Write each entry out again exactly, with nothing omitted.

DATA FOR REVIEW
☆ ☆ ☆ ☆ ☆ ☆ ☆

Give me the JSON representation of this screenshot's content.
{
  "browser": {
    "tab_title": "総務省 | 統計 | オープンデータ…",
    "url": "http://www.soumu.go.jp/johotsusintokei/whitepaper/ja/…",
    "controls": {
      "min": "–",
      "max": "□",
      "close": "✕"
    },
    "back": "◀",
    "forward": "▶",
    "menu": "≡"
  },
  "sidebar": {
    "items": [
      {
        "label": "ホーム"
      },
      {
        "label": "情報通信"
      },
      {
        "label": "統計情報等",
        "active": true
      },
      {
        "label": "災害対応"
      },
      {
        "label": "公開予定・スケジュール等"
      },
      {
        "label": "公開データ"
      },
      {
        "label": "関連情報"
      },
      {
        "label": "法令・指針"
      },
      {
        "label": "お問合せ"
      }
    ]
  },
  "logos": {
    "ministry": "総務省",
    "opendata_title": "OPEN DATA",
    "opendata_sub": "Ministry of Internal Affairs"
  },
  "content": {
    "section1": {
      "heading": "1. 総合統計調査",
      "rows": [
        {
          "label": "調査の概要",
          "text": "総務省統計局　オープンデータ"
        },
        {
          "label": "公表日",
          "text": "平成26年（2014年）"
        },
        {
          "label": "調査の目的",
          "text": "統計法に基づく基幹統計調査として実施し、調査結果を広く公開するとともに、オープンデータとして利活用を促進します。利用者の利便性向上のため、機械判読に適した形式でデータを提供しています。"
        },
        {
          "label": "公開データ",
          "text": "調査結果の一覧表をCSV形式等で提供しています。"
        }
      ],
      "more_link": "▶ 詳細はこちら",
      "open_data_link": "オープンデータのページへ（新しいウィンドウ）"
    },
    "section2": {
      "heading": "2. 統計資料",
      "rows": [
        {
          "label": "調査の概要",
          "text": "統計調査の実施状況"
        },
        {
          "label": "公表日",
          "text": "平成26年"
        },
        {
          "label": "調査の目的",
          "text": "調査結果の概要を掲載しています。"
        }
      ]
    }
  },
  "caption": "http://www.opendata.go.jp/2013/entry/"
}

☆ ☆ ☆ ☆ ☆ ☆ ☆

TASK RESULT
Give me the JSON representation of this screenshot's content.
{
  "browser": {
    "tab_title": "総務省 | 統計 | オープンデータ…",
    "url": "http://www.soumu.go.jp/johotsusintokei/whitepaper/ja/…",
    "controls": {
      "min": "–",
      "max": "□",
      "close": "✕"
    },
    "back": "◀",
    "forward": "▶",
    "menu": "≡"
  },
  "sidebar": {
    "items": [
      {
        "label": "ホーム"
      },
      {
        "label": "情報通信"
      },
      {
        "label": "統計情報等",
        "active": true
      },
      {
        "label": "災害対応"
      },
      {
        "label": "公開予定・スケジュール等"
      },
      {
        "label": "公開データ"
      },
      {
        "label": "関連情報"
      },
      {
        "label": "法令・指針"
      },
      {
        "label": "お問合せ"
      }
    ]
  },
  "logos": {
    "ministry": "総務省",
    "opendata_title": "OPEN DATA",
    "opendata_sub": "Ministry of Internal Affairs"
  },
  "content": {
    "section1": {
      "heading": "1. 総合統計調査",
      "rows": [
        {
          "label": "調査の概要",
          "text": "総務省統計局　オープンデータ"
        },
        {
          "label": "公表日",
          "text": "平成26年（2014年）"
        },
        {
          "label": "調査の目的",
          "text": "統計法に基づく基幹統計調査として実施し、調査結果を広く公開するとともに、オープンデータとして利活用を促進します。利用者の利便性向上のため、機械判読に適した形式でデータを提供しています。"
        },
        {
          "label": "公開データ",
          "text": "調査結果の一覧表をCSV形式等で提供しています。"
        }
      ],
      "more_link": "▶ 詳細はこちら",
      "open_data_link": "オープンデータのページへ（新しいウィンドウ）"
    },
    "section2": {
      "heading": "2. 統計資料",
      "rows": [
        {
          "label": "調査の概要",
          "text": "統計調査の実施状況"
        },
        {
          "label": "公表日",
          "text": "平成26年"
        },
        {
          "label": "調査の目的",
          "text": "調査結果の概要を掲載しています。"
        }
      ]
    }
  },
  "caption": "http://www.opendata.go.jp/2013/entry/"
}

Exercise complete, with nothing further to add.